### Data extract
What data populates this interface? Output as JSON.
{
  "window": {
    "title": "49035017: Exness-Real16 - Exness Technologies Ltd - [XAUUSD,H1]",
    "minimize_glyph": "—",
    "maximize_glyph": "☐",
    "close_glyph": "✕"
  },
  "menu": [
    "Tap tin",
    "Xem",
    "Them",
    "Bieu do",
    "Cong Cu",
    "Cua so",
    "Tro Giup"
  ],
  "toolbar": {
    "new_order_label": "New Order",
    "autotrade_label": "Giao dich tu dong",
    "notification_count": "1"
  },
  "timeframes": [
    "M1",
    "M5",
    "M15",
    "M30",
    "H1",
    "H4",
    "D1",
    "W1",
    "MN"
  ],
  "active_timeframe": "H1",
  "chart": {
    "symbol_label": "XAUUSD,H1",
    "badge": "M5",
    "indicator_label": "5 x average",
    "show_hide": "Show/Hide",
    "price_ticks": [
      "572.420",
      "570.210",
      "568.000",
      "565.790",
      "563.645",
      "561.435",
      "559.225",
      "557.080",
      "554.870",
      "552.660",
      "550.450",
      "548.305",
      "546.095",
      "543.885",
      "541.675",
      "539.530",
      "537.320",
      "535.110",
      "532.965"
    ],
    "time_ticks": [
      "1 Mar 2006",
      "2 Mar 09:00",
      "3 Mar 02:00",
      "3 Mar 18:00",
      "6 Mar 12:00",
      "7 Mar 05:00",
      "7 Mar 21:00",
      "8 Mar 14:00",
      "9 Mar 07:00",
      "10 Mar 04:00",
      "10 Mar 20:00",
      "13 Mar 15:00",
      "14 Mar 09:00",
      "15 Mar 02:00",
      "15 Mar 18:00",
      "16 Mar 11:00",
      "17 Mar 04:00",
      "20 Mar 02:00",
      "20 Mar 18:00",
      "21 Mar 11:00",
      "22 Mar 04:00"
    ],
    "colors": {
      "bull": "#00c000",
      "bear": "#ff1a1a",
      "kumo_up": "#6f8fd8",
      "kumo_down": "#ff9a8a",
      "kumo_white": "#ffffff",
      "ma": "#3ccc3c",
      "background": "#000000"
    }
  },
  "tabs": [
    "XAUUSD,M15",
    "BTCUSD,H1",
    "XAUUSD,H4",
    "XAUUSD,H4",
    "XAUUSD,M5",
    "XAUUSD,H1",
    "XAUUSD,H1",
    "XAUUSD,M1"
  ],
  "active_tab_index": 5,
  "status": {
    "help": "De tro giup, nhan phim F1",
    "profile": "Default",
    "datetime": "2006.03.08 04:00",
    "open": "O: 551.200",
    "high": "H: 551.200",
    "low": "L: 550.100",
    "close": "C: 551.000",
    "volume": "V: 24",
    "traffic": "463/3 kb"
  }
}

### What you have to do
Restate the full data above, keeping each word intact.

### Solution for this exercise
What data populates this interface? Output as JSON.
{
  "window": {
    "title": "49035017: Exness-Real16 - Exness Technologies Ltd - [XAUUSD,H1]",
    "minimize_glyph": "—",
    "maximize_glyph": "☐",
    "close_glyph": "✕"
  },
  "menu": [
    "Tap tin",
    "Xem",
    "Them",
    "Bieu do",
    "Cong Cu",
    "Cua so",
    "Tro Giup"
  ],
  "toolbar": {
    "new_order_label": "New Order",
    "autotrade_label": "Giao dich tu dong",
    "notification_count": "1"
  },
  "timeframes": [
    "M1",
    "M5",
    "M15",
    "M30",
    "H1",
    "H4",
    "D1",
    "W1",
    "MN"
  ],
  "active_timeframe": "H1",
  "chart": {
    "symbol_label": "XAUUSD,H1",
    "badge": "M5",
    "indicator_label": "5 x average",
    "show_hide": "Show/Hide",
    "price_ticks": [
      "572.420",
      "570.210",
      "568.000",
      "565.790",
      "563.645",
      "561.435",
      "559.225",
      "557.080",
      "554.870",
      "552.660",
      "550.450",
      "548.305",
      "546.095",
      "543.885",
      "541.675",
      "539.530",
      "537.320",
      "535.110",
      "532.965"
    ],
    "time_ticks": [
      "1 Mar 2006",
      "2 Mar 09:00",
      "3 Mar 02:00",
      "3 Mar 18:00",
      "6 Mar 12:00",
      "7 Mar 05:00",
      "7 Mar 21:00",
      "8 Mar 14:00",
      "9 Mar 07:00",
      "10 Mar 04:00",
      "10 Mar 20:00",
      "13 Mar 15:00",
      "14 Mar 09:00",
      "15 Mar 02:00",
      "15 Mar 18:00",
      "16 Mar 11:00",
      "17 Mar 04:00",
      "20 Mar 02:00",
      "20 Mar 18:00",
      "21 Mar 11:00",
      "22 Mar 04:00"
    ],
    "colors": {
      "bull": "#00c000",
      "bear": "#ff1a1a",
      "kumo_up": "#6f8fd8",
      "kumo_down": "#ff9a8a",
      "kumo_white": "#ffffff",
      "ma": "#3ccc3c",
      "background": "#000000"
    }
  },
  "tabs": [
    "XAUUSD,M15",
    "BTCUSD,H1",
    "XAUUSD,H4",
    "XAUUSD,H4",
    "XAUUSD,M5",
    "XAUUSD,H1",
    "XAUUSD,H1",
    "XAUUSD,M1"
  ],
  "active_tab_index": 5,
  "status": {
    "help": "De tro giup, nhan phim F1",
    "profile": "Default",
    "datetime": "2006.03.08 04:00",
    "open": "O: 551.200",
    "high": "H: 551.200",
    "low": "L: 550.100",
    "close": "C: 551.000",
    "volume": "V: 24",
    "traffic": "463/3 kb"
  }
}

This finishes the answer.